Years ago at our annual Tree Stewards retreat we decided to see if we could spearhead a shelved Greenway development.  We first got Virginia Tech to develop a four-and-a-half-mile trail on paper.  We then presented this to both the Town and County officials since it would run through both entities.  Today, the greenway have been completed thanks to their cooperation and commitment of both labor and fund-raising.

The trail runs from the Visitors Center, down Main Street to Luray Avenue, and then proceeds down to the South Fork of the Shenandoah River.  From there it travels along the river for about a half mile, then passes under a railroad overpass and proceeds up through the woods to where it presently stops in front of the Skyline High School.  Taking the trail in the opposite direction from the Visitors Center one can easily find a macadam path running from Main Street to South Street and from South Street to Criser Road near the library.

The trail continues a short distance from Skyline High School to the intersection of Route 340 and Criser Road.  And then about a half mile along Criser Road to Happy Creek.  That completes the loop.

There is much to see along the Royal Shenandoah Greenway.  There is an arboretum replete with a variety of labeled trees and shrubs that the Tree Stewards maintain.  A stroll along the South Fork of the Shenandoah, is sublime with spring bluebells providing bright and restful color.  The Town has installed two kiosks – one in the Arboretum and the second, funded by the Beautification Committee, at the Visitors Center – providing information about tree care and current events.  The Trees Stewards maintain these kiosks.
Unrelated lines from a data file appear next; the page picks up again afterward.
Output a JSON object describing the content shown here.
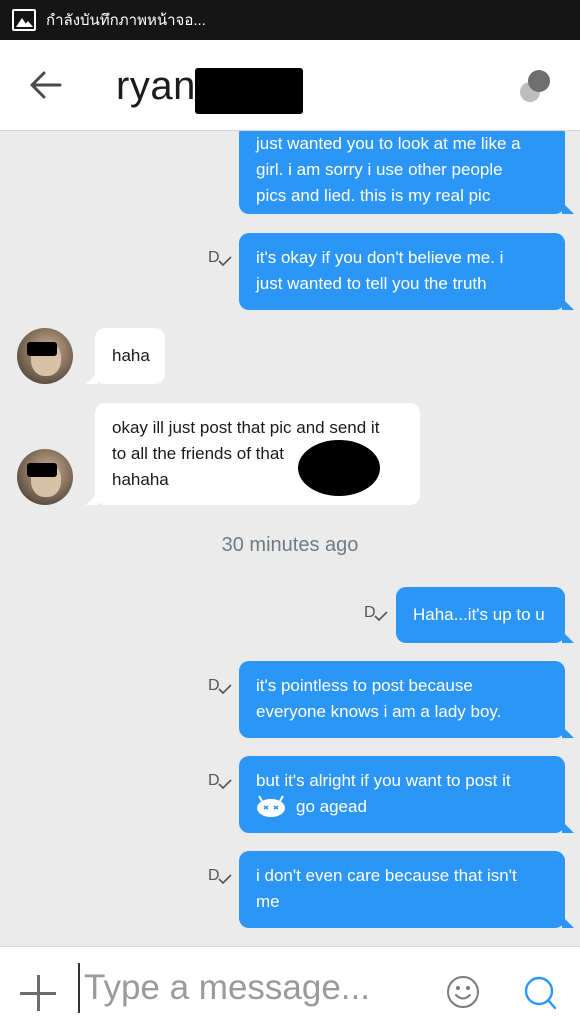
{
  "status_bar": {
    "text": "กำลังบันทึกภาพหน้าจอ..."
  },
  "header": {
    "contact_name": "ryan"
  },
  "receipt_label": "D",
  "messages": [
    {
      "direction": "out",
      "lines": [
        "just wanted you to look at me like a",
        "girl. i am sorry i use other people",
        "pics and lied. this is my real pic"
      ]
    },
    {
      "direction": "out",
      "lines": [
        "it's okay if you don't believe me. i",
        "just wanted to tell you the truth"
      ]
    },
    {
      "direction": "in",
      "lines": [
        "haha"
      ]
    },
    {
      "direction": "in",
      "lines": [
        "okay ill just post that pic and send it",
        "to all the friends of that",
        "hahaha"
      ]
    },
    {
      "direction": "out",
      "lines": [
        "Haha...it's up to u"
      ]
    },
    {
      "direction": "out",
      "lines": [
        "it's pointless to post because",
        "everyone knows i am a lady boy."
      ]
    },
    {
      "direction": "out",
      "lines": [
        "but it's alright if you want to post it",
        "go agead"
      ]
    },
    {
      "direction": "out",
      "lines": [
        "i don't even care because that isn't",
        "me"
      ]
    }
  ],
  "timestamp": "30 minutes ago",
  "composer": {
    "placeholder": "Type a message..."
  },
  "colors": {
    "outgoing": "#2c96f6",
    "incoming": "#ffffff",
    "background": "#ebebeb"
  },
  "icons": [
    "image-icon",
    "back-arrow-icon",
    "status-dots-icon",
    "plus-icon",
    "emoji-icon",
    "send-icon",
    "read-receipt-icon",
    "android-emoji-icon"
  ]
}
And now the trail is taking on a life of its own.  As the result of a Boy Scout project there is a book box by the river where one can read at leisure, take a book home and later return it along with other book donations.  Eastham Park, through which runs the river section of the trail, has two dog parks (large and small) and soccer fields.  An extractible toilet is in a section of Eastham Park that is in the flood plane.  This is being built by the Blue Ridge Technical Center, an incredibly refined and diverse unit of the Warren County School system.  The entire building can be removed in times of flooding.

The Royal Shenandoah Greenway is a trail for hikers, bikers, walkers, and baby strollers.  But it is greater than the sum of its parts.  Many organizations, public and private, and individuals have contributed financially to its creation.  It is a living vibrant confirmation of the spirit that makes our community such a wonderful place to live.

By Jim Huttar